Data
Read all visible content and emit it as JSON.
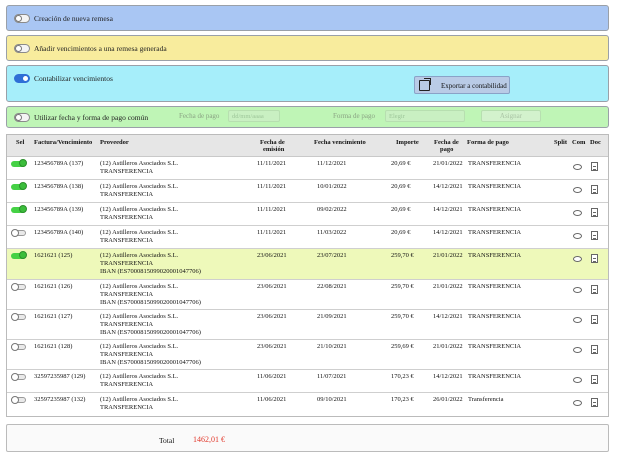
{
  "panels": {
    "creacion": {
      "label": "Creación de nueva remesa",
      "on": false
    },
    "anadir": {
      "label": "Añadir vencimientos a una remesa generada",
      "on": false
    },
    "contabilizar": {
      "label": "Contabilizar vencimientos",
      "on": true,
      "export_label": "Exportar a contabilidad"
    },
    "utilizar": {
      "label": "Utilizar fecha y forma de pago común",
      "on": false,
      "fecha_label": "Fecha de pago",
      "fecha_value": "dd/mm/aaaa",
      "forma_label": "Forma de pago",
      "forma_value": "Elegir",
      "asignar_label": "Asignar"
    }
  },
  "table": {
    "headers": {
      "sel": "Sel",
      "factura": "Factura/Vencimiento",
      "proveedor": "Proveedor",
      "emision": [
        "Fecha de",
        "emisión"
      ],
      "vencimiento": "Fecha vencimiento",
      "importe": "Importe",
      "pago": [
        "Fecha de",
        "pago"
      ],
      "forma": "Forma de pago",
      "split": "Split",
      "com": "Com",
      "doc": "Doc"
    },
    "rows": [
      {
        "sel": true,
        "factura": "123456789A (137)",
        "proveedor": [
          "(12) Astilleros Asociados S.L.",
          "TRANSFERENCIA"
        ],
        "emision": "11/11/2021",
        "vencimiento": "11/12/2021",
        "importe": "20,69 €",
        "pago": "21/01/2022",
        "forma": "TRANSFERENCIA",
        "highlight": false
      },
      {
        "sel": true,
        "factura": "123456789A (138)",
        "proveedor": [
          "(12) Astilleros Asociados S.L.",
          "TRANSFERENCIA"
        ],
        "emision": "11/11/2021",
        "vencimiento": "10/01/2022",
        "importe": "20,69 €",
        "pago": "14/12/2021",
        "forma": "TRANSFERENCIA",
        "highlight": false
      },
      {
        "sel": true,
        "factura": "123456789A (139)",
        "proveedor": [
          "(12) Astilleros Asociados S.L.",
          "TRANSFERENCIA"
        ],
        "emision": "11/11/2021",
        "vencimiento": "09/02/2022",
        "importe": "20,69 €",
        "pago": "14/12/2021",
        "forma": "TRANSFERENCIA",
        "highlight": false
      },
      {
        "sel": false,
        "factura": "123456789A (140)",
        "proveedor": [
          "(12) Astilleros Asociados S.L.",
          "TRANSFERENCIA"
        ],
        "emision": "11/11/2021",
        "vencimiento": "11/03/2022",
        "importe": "20,69 €",
        "pago": "14/12/2021",
        "forma": "TRANSFERENCIA",
        "highlight": false
      },
      {
        "sel": true,
        "factura": "1621621 (125)",
        "proveedor": [
          "(12) Astilleros Asociados S.L.",
          "TRANSFERENCIA",
          "IBAN (ES7000815099020001047706)"
        ],
        "emision": "23/06/2021",
        "vencimiento": "23/07/2021",
        "importe": "259,70 €",
        "pago": "21/01/2022",
        "forma": "TRANSFERENCIA",
        "highlight": true
      },
      {
        "sel": false,
        "factura": "1621621 (126)",
        "proveedor": [
          "(12) Astilleros Asociados S.L.",
          "TRANSFERENCIA",
          "IBAN (ES7000815099020001047706)"
        ],
        "emision": "23/06/2021",
        "vencimiento": "22/08/2021",
        "importe": "259,70 €",
        "pago": "21/01/2022",
        "forma": "TRANSFERENCIA",
        "highlight": false
      },
      {
        "sel": false,
        "factura": "1621621 (127)",
        "proveedor": [
          "(12) Astilleros Asociados S.L.",
          "TRANSFERENCIA",
          "IBAN (ES7000815099020001047706)"
        ],
        "emision": "23/06/2021",
        "vencimiento": "21/09/2021",
        "importe": "259,70 €",
        "pago": "14/12/2021",
        "forma": "TRANSFERENCIA",
        "highlight": false
      },
      {
        "sel": false,
        "factura": "1621621 (128)",
        "proveedor": [
          "(12) Astilleros Asociados S.L.",
          "TRANSFERENCIA",
          "IBAN (ES7000815099020001047706)"
        ],
        "emision": "23/06/2021",
        "vencimiento": "21/10/2021",
        "importe": "259,69 €",
        "pago": "21/01/2022",
        "forma": "TRANSFERENCIA",
        "highlight": false
      },
      {
        "sel": false,
        "factura": "32597235987 (129)",
        "proveedor": [
          "(12) Astilleros Asociados S.L.",
          "TRANSFERENCIA"
        ],
        "emision": "11/06/2021",
        "vencimiento": "11/07/2021",
        "importe": "170,23 €",
        "pago": "14/12/2021",
        "forma": "TRANSFERENCIA",
        "highlight": false
      },
      {
        "sel": false,
        "factura": "32597235987 (132)",
        "proveedor": [
          "(12) Astilleros Asociados S.L.",
          "TRANSFERENCIA"
        ],
        "emision": "11/06/2021",
        "vencimiento": "09/10/2021",
        "importe": "170,23 €",
        "pago": "26/01/2022",
        "forma": "Transferencia",
        "highlight": false
      }
    ]
  },
  "total": {
    "label": "Total",
    "value": "1462,01 €"
  },
  "colors": {
    "total_value": "#e23b2e",
    "highlight_row": "#eef9ba",
    "toggle_on": "#2f6fd6",
    "switch_on": "#45d145"
  }
}
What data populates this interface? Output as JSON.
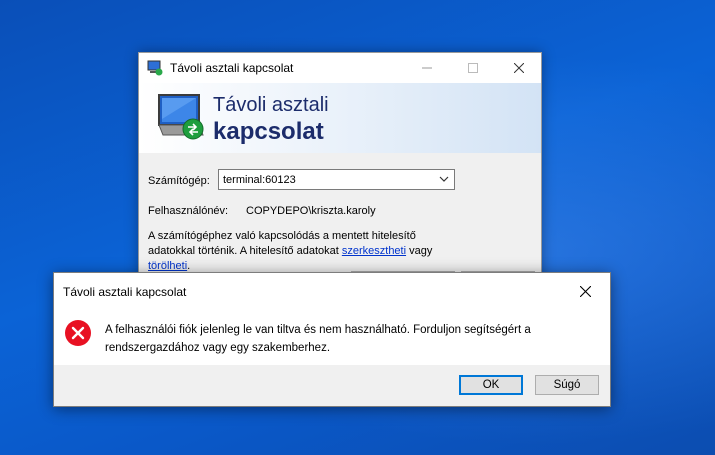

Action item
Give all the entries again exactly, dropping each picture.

Written answer
Read all visible content and emit it as JSON.
{
  "panels": {
    "creacion": {
      "label": "Creación de nueva remesa",
      "on": false
    },
    "anadir": {
      "label": "Añadir vencimientos a una remesa generada",
      "on": false
    },
    "contabilizar": {
      "label": "Contabilizar vencimientos",
      "on": true,
      "export_label": "Exportar a contabilidad"
    },
    "utilizar": {
      "label": "Utilizar fecha y forma de pago común",
      "on": false,
      "fecha_label": "Fecha de pago",
      "fecha_value": "dd/mm/aaaa",
      "forma_label": "Forma de pago",
      "forma_value": "Elegir",
      "asignar_label": "Asignar"
    }
  },
  "table": {
    "headers": {
      "sel": "Sel",
      "factura": "Factura/Vencimiento",
      "proveedor": "Proveedor",
      "emision": [
        "Fecha de",
        "emisión"
      ],
      "vencimiento": "Fecha vencimiento",
      "importe": "Importe",
      "pago": [
        "Fecha de",
        "pago"
      ],
      "forma": "Forma de pago",
      "split": "Split",
      "com": "Com",
      "doc": "Doc"
    },
    "rows": [
      {
        "sel": true,
        "factura": "123456789A (137)",
        "proveedor": [
          "(12) Astilleros Asociados S.L.",
          "TRANSFERENCIA"
        ],
        "emision": "11/11/2021",
        "vencimiento": "11/12/2021",
        "importe": "20,69 €",
        "pago": "21/01/2022",
        "forma": "TRANSFERENCIA",
        "highlight": false
      },
      {
        "sel": true,
        "factura": "123456789A (138)",
        "proveedor": [
          "(12) Astilleros Asociados S.L.",
          "TRANSFERENCIA"
        ],
        "emision": "11/11/2021",
        "vencimiento": "10/01/2022",
        "importe": "20,69 €",
        "pago": "14/12/2021",
        "forma": "TRANSFERENCIA",
        "highlight": false
      },
      {
        "sel": true,
        "factura": "123456789A (139)",
        "proveedor": [
          "(12) Astilleros Asociados S.L.",
          "TRANSFERENCIA"
        ],
        "emision": "11/11/2021",
        "vencimiento": "09/02/2022",
        "importe": "20,69 €",
        "pago": "14/12/2021",
        "forma": "TRANSFERENCIA",
        "highlight": false
      },
      {
        "sel": false,
        "factura": "123456789A (140)",
        "proveedor": [
          "(12) Astilleros Asociados S.L.",
          "TRANSFERENCIA"
        ],
        "emision": "11/11/2021",
        "vencimiento": "11/03/2022",
        "importe": "20,69 €",
        "pago": "14/12/2021",
        "forma": "TRANSFERENCIA",
        "highlight": false
      },
      {
        "sel": true,
        "factura": "1621621 (125)",
        "proveedor": [
          "(12) Astilleros Asociados S.L.",
          "TRANSFERENCIA",
          "IBAN (ES7000815099020001047706)"
        ],
        "emision": "23/06/2021",
        "vencimiento": "23/07/2021",
        "importe": "259,70 €",
        "pago": "21/01/2022",
        "forma": "TRANSFERENCIA",
        "highlight": true
      },
      {
        "sel": false,
        "factura": "1621621 (126)",
        "proveedor": [
          "(12) Astilleros Asociados S.L.",
          "TRANSFERENCIA",
          "IBAN (ES7000815099020001047706)"
        ],
        "emision": "23/06/2021",
        "vencimiento": "22/08/2021",
        "importe": "259,70 €",
        "pago": "21/01/2022",
        "forma": "TRANSFERENCIA",
        "highlight": false
      },
      {
        "sel": false,
        "factura": "1621621 (127)",
        "proveedor": [
          "(12) Astilleros Asociados S.L.",
          "TRANSFERENCIA",
          "IBAN (ES7000815099020001047706)"
        ],
        "emision": "23/06/2021",
        "vencimiento": "21/09/2021",
        "importe": "259,70 €",
        "pago": "14/12/2021",
        "forma": "TRANSFERENCIA",
        "highlight": false
      },
      {
        "sel": false,
        "factura": "1621621 (128)",
        "proveedor": [
          "(12) Astilleros Asociados S.L.",
          "TRANSFERENCIA",
          "IBAN (ES7000815099020001047706)"
        ],
        "emision": "23/06/2021",
        "vencimiento": "21/10/2021",
        "importe": "259,69 €",
        "pago": "21/01/2022",
        "forma": "TRANSFERENCIA",
        "highlight": false
      },
      {
        "sel": false,
        "factura": "32597235987 (129)",
        "proveedor": [
          "(12) Astilleros Asociados S.L.",
          "TRANSFERENCIA"
        ],
        "emision": "11/06/2021",
        "vencimiento": "11/07/2021",
        "importe": "170,23 €",
        "pago": "14/12/2021",
        "forma": "TRANSFERENCIA",
        "highlight": false
      },
      {
        "sel": false,
        "factura": "32597235987 (132)",
        "proveedor": [
          "(12) Astilleros Asociados S.L.",
          "TRANSFERENCIA"
        ],
        "emision": "11/06/2021",
        "vencimiento": "09/10/2021",
        "importe": "170,23 €",
        "pago": "26/01/2022",
        "forma": "Transferencia",
        "highlight": false
      }
    ]
  },
  "total": {
    "label": "Total",
    "value": "1462,01 €"
  },
  "colors": {
    "total_value": "#e23b2e",
    "highlight_row": "#eef9ba",
    "toggle_on": "#2f6fd6",
    "switch_on": "#45d145"
  }
}
What data populates this interface? Output as JSON.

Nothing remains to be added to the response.